_PROBLEM TO SOLVE_
Some lines below hold "Done". Pick them out and copy them.

_SOURCE MATERIAL_

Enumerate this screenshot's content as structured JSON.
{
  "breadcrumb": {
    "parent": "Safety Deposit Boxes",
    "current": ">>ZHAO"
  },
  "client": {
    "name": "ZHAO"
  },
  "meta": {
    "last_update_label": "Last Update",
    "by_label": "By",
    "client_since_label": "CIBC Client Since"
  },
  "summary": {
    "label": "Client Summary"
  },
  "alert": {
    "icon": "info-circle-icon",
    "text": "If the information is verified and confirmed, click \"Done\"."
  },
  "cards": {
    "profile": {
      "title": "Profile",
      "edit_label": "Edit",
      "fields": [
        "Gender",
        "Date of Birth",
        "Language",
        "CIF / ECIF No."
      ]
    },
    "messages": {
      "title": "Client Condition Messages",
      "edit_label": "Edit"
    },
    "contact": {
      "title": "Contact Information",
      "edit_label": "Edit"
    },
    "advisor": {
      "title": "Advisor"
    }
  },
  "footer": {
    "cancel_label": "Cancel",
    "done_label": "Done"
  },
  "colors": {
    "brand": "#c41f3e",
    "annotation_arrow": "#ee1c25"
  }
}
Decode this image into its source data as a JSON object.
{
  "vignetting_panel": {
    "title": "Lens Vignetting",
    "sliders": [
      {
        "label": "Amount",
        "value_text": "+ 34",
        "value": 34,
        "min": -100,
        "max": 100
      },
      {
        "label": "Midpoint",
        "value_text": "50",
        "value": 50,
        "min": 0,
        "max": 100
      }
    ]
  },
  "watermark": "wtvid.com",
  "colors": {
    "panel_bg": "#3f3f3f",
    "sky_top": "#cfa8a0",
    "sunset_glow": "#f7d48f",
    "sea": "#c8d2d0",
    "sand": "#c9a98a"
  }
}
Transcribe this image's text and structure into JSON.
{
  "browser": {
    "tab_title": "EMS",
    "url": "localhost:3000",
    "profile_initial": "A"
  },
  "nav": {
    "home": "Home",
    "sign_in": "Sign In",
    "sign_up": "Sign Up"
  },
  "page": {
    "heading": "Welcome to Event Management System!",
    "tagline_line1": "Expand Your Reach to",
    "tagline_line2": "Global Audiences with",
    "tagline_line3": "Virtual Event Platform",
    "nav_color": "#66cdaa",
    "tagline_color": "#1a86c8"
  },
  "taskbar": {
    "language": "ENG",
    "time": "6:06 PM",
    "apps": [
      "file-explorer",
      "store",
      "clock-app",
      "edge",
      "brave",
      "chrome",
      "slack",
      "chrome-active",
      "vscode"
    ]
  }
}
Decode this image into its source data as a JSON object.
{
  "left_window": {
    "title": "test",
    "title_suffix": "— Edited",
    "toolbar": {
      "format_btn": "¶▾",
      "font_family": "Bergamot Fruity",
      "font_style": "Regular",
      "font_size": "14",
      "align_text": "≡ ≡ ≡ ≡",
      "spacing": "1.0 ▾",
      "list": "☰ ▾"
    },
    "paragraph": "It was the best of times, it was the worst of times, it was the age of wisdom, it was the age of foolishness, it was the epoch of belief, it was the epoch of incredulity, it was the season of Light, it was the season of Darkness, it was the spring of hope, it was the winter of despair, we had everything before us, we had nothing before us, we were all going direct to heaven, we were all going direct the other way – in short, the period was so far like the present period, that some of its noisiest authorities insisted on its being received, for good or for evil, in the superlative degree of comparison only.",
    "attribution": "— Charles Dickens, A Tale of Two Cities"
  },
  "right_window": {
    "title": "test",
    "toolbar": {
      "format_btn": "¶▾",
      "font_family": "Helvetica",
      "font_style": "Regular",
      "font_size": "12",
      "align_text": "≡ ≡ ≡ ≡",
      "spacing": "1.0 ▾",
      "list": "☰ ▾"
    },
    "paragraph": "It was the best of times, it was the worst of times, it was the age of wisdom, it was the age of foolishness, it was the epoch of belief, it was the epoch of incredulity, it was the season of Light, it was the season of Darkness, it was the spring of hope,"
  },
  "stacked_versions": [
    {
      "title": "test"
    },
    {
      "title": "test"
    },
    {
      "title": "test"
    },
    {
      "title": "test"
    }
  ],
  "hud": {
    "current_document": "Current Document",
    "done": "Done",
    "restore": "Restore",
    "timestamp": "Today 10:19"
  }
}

_EXERCISE SOLUTION_
    "text": "If the information is verified and confirmed, click \"Done\"."
    "done_label": "Done"
    "done": "Done",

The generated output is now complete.